Reynolds (2005) explains that policy-makers jumped at the chance to get parents more involved with the 'Higher standards, Better schools for all' (2005) paper, seeing as the results of parental involvement showing a positive effect. She does counter this, though, by saying that if the initiatives prove effective, then it will only further increase the gap between children whose parents are involved compared to the children whose parents are not involved. This is no reason to not implement the initiatives, if any children can be helped then they should. If they prove effective, this will help teachers identify more clearly whose parents are less involved and teachers can attempt different methods to help that child. This would not be as effective as the parents themselves being involved but it would help some children get a better education.
Why would a mother or father not want to be involved in their child's education? Some believe that it is up to the school to educate their child and they have no bearing on their education. As Reynolds (2005) points out the law, in regards to parental involvement, according to the 1944 Education Act 'it is a parent's duty to ensure their child receives an education either at home or school.' The important word there is 'either', the law does not state that a child needs to be educated in both places, nor does it state that the mother or father need to be involved in their education. It states that it is a 'parent's duty to ensure that their child receives an education', if the child is receiving an education at school then they do not need to do anything more. Some parents who don't get involved feel as though they cannot help their child. Hornby (2000) identifies some key factors that prevent or make it difficult for parents to be involved and one of these factors is stated to be the parental attitude. Hornby (2000) explains that it is not the lack of interest from a parent but a lack of knowledge; if the parents don't know what is expected of them or how to help their child then what can they do? With this knowledge it is easier to understand how parents can feel as though they cannot help. For other parents, they may not have a choice to be involved with their child's education. Hornby (2000), also, identified work as a factor that makes it difficult for parents. Hornby (2000) explains that the majority of mothers work, and that there are a substantial number of families that end in divorces, if the mother and father are spending most of their time working it makes it difficult for them to be more involved. However, as Stern (2003) pointed out earlier, most of a child's family is involved in their education and with the increase of people involved it takes some pressure off of the mother and father to be involved.
The way in which mathematics is now taught is different to the way.
Research stating maths is taught differently now compared to 20 years ago.
One teacher at the school believes that because maths is taught differently now they believe that they are teaching their child the 'wrong way' (Appendix 3D). Parents who feel they are wrong are less likely to want to help out of fear of being wrong again.
As this investigation looks into parental involvement and a child's mathematical development, it is necessary to speak with some parents, teachers and students it is necessary to make sure that they know and understand the questions that they are being asked and that their anonymity is kept.
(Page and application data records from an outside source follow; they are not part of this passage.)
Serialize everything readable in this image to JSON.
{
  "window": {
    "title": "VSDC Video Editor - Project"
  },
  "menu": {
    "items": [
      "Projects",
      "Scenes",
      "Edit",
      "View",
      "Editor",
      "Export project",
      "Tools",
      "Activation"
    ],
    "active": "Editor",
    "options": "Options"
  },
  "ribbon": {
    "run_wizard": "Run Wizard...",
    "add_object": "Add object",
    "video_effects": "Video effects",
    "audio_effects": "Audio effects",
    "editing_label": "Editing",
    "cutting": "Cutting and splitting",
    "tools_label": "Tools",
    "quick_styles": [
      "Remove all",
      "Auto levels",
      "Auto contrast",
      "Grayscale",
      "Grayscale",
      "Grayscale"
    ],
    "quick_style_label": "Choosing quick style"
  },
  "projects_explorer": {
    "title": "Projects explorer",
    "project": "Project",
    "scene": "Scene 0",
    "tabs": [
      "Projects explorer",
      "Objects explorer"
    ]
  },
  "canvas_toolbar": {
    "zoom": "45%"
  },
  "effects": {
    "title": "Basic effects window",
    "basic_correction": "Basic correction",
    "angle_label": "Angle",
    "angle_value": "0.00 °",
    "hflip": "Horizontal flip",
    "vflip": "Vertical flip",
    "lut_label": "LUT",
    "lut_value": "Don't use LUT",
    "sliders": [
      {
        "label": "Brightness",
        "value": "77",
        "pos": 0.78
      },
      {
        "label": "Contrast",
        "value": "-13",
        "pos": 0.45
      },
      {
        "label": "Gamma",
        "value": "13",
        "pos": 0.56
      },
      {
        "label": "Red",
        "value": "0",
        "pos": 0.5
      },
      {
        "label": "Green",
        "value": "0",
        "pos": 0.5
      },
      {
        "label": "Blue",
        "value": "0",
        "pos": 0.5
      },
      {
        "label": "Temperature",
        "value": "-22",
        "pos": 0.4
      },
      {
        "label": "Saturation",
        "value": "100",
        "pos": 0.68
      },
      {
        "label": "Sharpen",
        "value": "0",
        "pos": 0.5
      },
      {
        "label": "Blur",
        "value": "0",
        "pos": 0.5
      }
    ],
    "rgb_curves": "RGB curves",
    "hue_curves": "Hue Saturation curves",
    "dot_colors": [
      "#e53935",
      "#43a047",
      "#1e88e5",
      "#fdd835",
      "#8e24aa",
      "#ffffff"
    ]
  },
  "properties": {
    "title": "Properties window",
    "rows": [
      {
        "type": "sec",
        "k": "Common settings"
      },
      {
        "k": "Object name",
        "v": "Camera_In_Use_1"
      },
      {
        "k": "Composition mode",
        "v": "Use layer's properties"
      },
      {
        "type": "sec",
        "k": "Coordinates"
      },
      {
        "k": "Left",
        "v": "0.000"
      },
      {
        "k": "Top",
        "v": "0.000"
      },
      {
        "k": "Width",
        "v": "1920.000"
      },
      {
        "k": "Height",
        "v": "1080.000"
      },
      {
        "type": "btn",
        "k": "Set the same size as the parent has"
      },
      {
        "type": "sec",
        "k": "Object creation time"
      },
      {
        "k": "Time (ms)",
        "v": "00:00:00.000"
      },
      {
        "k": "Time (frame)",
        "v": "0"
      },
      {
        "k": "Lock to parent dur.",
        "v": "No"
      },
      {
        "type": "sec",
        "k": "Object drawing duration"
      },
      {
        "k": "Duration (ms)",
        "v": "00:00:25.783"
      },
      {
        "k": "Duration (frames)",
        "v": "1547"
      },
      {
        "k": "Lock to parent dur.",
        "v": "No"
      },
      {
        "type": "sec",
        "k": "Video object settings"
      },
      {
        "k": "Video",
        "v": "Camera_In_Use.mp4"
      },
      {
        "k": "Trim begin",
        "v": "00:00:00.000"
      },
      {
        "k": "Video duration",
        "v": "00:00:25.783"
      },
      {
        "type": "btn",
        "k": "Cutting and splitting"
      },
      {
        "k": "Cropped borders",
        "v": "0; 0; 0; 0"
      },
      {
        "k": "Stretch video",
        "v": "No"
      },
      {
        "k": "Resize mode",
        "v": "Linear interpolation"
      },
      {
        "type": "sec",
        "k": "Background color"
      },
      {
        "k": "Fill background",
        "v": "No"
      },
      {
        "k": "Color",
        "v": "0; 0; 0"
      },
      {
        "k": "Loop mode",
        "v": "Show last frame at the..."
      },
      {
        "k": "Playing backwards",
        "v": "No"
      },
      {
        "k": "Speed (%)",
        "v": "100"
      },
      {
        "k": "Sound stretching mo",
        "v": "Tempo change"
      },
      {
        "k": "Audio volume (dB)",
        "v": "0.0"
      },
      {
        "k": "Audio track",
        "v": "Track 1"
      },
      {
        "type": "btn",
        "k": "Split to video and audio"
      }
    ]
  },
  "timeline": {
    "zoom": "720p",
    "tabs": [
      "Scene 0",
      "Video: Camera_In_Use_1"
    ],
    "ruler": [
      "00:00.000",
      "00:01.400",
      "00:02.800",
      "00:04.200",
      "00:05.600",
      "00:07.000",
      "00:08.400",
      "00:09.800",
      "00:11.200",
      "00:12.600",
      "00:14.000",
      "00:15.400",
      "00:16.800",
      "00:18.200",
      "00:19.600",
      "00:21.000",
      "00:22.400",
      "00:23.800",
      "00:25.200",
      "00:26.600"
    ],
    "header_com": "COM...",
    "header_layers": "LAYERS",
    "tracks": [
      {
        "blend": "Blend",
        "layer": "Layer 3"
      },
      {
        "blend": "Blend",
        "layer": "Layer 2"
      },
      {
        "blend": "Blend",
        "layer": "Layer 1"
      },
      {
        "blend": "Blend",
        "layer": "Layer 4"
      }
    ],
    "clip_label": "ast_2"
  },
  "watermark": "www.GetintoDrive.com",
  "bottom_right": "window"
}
To ensure this I have gained permission through a consent form from the assistant head teacher at the school to carry out my investigation (Appendix 1). Also, I spoke with each teacher before undergoing any work in that classroom or with the students. When questionnaires were sent home for parents, there were letters accompanying each one explaining the nature of the questionnaires and where to contact me if they had any questions. All parents and students will remain anonymous.
Findings and Results
Analysis and Discussion